EXERCISE DESCRIPTION | Run through the records and, wherever a line holds the word "image", return that line.

Data records for software interfaces |
Segment Open
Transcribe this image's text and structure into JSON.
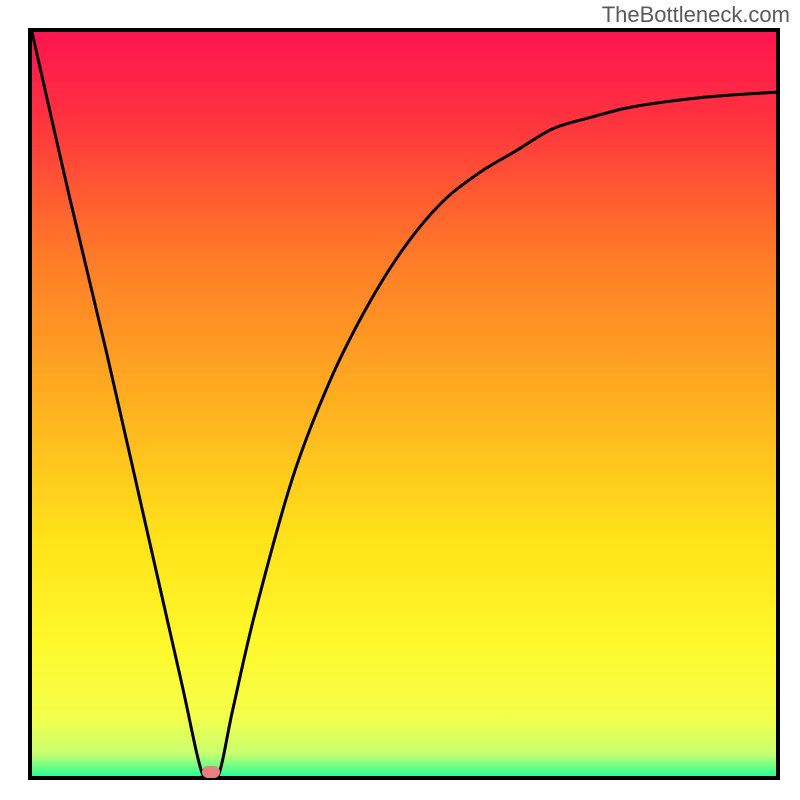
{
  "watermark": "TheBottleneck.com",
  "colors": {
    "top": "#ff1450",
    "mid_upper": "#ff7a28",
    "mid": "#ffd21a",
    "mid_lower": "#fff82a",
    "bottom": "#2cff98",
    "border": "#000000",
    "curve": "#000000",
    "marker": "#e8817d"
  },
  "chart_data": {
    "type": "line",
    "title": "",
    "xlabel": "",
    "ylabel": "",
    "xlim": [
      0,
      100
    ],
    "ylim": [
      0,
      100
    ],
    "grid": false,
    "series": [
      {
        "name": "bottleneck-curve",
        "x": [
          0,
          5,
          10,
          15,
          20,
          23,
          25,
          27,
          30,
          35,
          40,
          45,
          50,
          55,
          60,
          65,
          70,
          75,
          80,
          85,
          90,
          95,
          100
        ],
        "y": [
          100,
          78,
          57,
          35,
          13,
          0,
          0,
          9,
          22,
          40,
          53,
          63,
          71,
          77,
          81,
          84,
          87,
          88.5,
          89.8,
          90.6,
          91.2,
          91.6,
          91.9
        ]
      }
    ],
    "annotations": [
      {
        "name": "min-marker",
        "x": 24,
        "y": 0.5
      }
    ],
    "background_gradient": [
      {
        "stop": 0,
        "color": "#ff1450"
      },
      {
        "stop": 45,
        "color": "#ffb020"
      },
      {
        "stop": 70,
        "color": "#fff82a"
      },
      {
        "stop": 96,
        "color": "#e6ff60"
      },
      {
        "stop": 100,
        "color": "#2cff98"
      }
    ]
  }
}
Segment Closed
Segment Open
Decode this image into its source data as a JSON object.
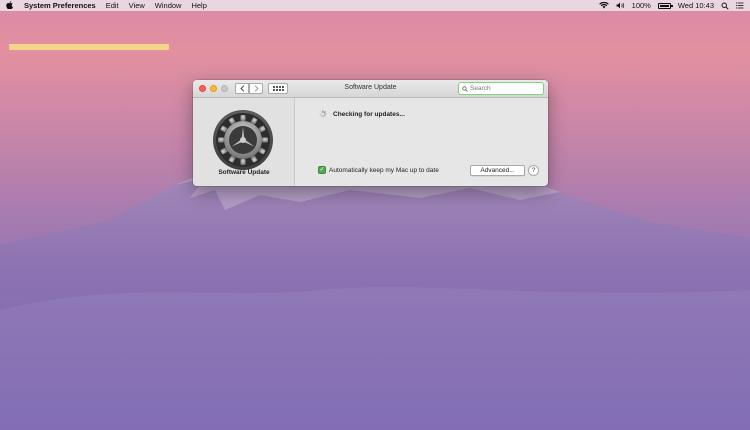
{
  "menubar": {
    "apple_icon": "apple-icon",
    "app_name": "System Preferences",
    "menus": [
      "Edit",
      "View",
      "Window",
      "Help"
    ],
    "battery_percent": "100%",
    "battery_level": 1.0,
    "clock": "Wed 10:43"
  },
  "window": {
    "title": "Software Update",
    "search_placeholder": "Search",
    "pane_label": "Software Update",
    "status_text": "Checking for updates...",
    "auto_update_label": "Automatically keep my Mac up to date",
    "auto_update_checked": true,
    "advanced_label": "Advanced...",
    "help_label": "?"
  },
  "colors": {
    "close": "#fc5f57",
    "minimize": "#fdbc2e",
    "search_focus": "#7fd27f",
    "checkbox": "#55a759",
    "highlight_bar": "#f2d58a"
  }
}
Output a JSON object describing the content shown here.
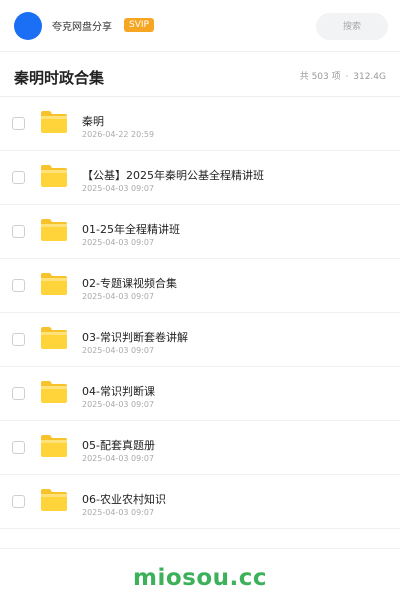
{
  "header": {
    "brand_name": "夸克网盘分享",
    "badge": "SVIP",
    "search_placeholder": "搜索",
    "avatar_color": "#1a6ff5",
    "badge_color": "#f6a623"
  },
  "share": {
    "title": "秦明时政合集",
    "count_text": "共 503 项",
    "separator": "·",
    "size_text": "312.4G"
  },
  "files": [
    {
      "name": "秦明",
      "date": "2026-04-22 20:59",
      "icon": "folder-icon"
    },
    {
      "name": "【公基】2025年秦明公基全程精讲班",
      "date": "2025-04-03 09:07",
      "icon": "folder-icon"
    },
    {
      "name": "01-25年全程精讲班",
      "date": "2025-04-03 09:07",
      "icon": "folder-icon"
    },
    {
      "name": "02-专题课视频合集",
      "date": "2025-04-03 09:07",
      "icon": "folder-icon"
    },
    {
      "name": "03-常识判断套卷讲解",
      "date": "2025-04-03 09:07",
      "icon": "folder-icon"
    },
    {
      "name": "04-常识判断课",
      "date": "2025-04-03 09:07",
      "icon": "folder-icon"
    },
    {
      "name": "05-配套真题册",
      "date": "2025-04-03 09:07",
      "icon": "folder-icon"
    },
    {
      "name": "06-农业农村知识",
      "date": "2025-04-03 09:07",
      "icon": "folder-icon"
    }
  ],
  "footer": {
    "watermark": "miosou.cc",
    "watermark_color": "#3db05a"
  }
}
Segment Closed
TASK RESPONSE |
Transcribe this image's text and structure into JSON.
Decode this image into its source data as a JSON object.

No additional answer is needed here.